Setting aside any pictures, reproduce the data exactly.
*** INFORMATION SUPPLIED ***
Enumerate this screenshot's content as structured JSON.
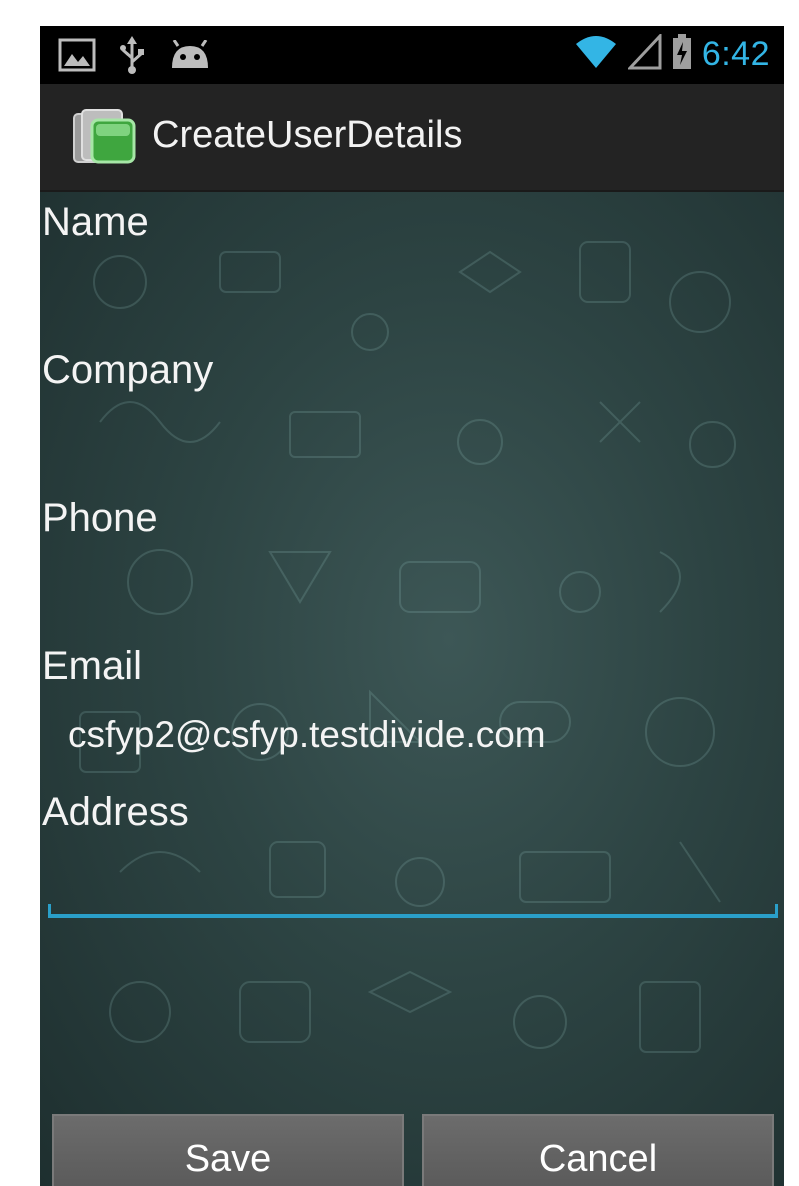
{
  "status_bar": {
    "time": "6:42",
    "icons": [
      "image-icon",
      "usb-icon",
      "android-debug-icon",
      "wifi-icon",
      "signal-icon",
      "battery-icon"
    ],
    "time_color": "#33b5e5"
  },
  "action_bar": {
    "title": "CreateUserDetails",
    "icon": "folder-app-icon"
  },
  "form": {
    "fields": [
      {
        "label": "Name",
        "value": ""
      },
      {
        "label": "Company",
        "value": ""
      },
      {
        "label": "Phone",
        "value": ""
      },
      {
        "label": "Email",
        "value": "csfyp2@csfyp.testdivide.com"
      },
      {
        "label": "Address",
        "value": ""
      }
    ],
    "focus_color": "#2a9fc9"
  },
  "buttons": {
    "save": "Save",
    "cancel": "Cancel"
  }
}
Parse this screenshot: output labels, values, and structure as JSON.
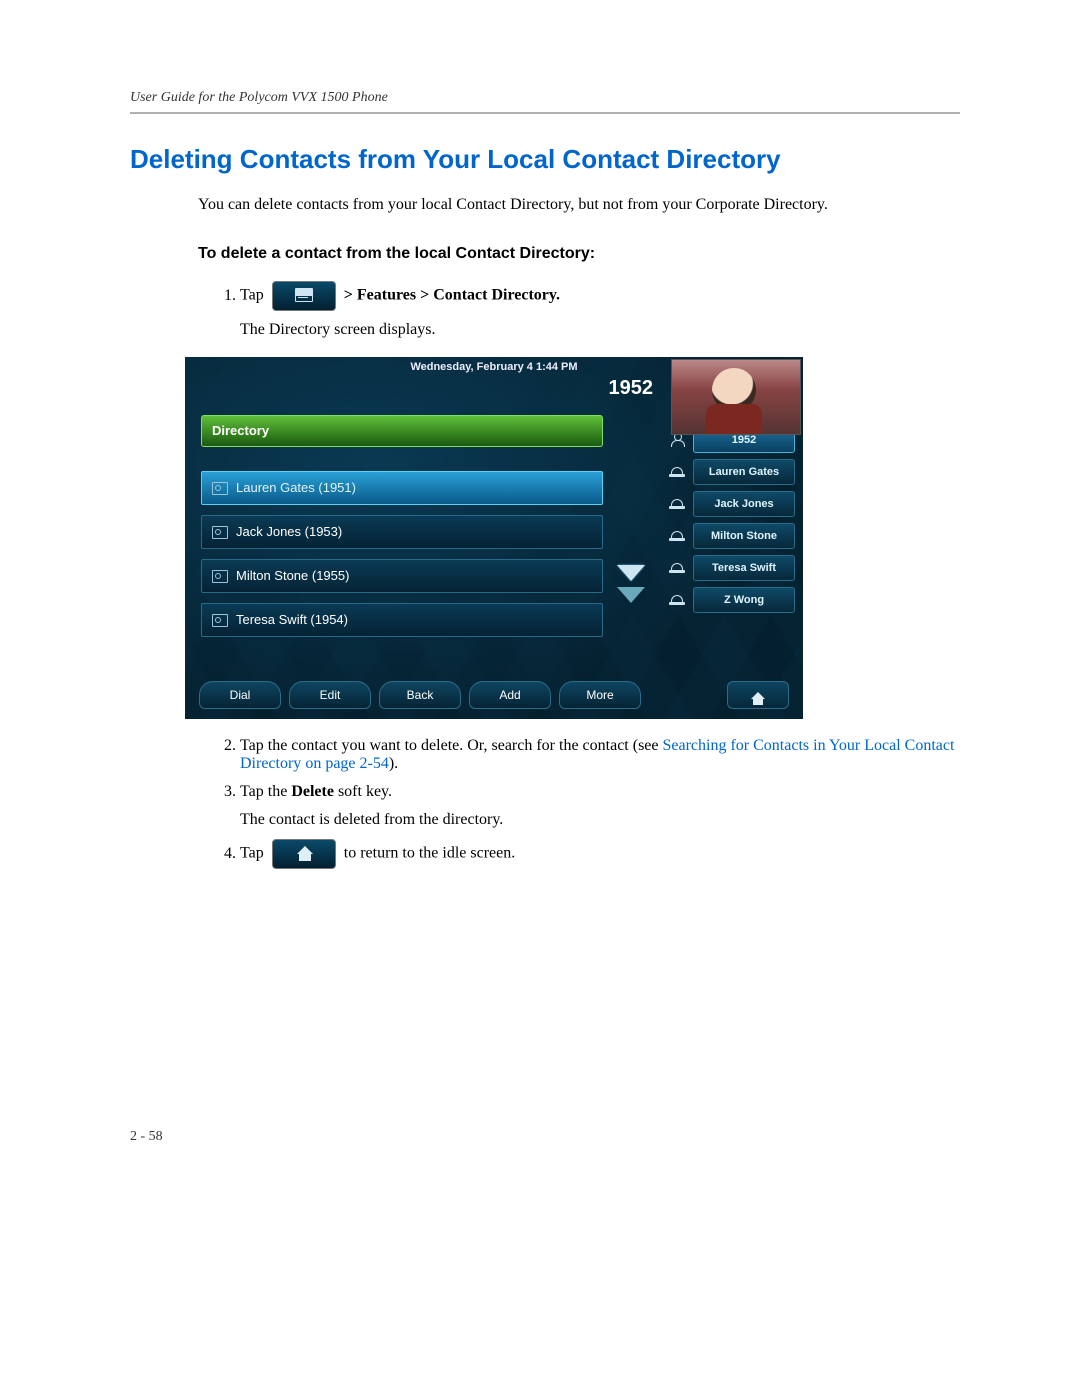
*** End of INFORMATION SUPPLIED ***
THE ANSWER |
Enumerate this screenshot's content as structured JSON.
{
  "status_bar": {
    "time": "6:42",
    "icons": [
      "image-icon",
      "usb-icon",
      "android-debug-icon",
      "wifi-icon",
      "signal-icon",
      "battery-icon"
    ],
    "time_color": "#33b5e5"
  },
  "action_bar": {
    "title": "CreateUserDetails",
    "icon": "folder-app-icon"
  },
  "form": {
    "fields": [
      {
        "label": "Name",
        "value": ""
      },
      {
        "label": "Company",
        "value": ""
      },
      {
        "label": "Phone",
        "value": ""
      },
      {
        "label": "Email",
        "value": "csfyp2@csfyp.testdivide.com"
      },
      {
        "label": "Address",
        "value": ""
      }
    ],
    "focus_color": "#2a9fc9"
  },
  "buttons": {
    "save": "Save",
    "cancel": "Cancel"
  }
}
Parse this screenshot: output labels, values, and structure as JSON.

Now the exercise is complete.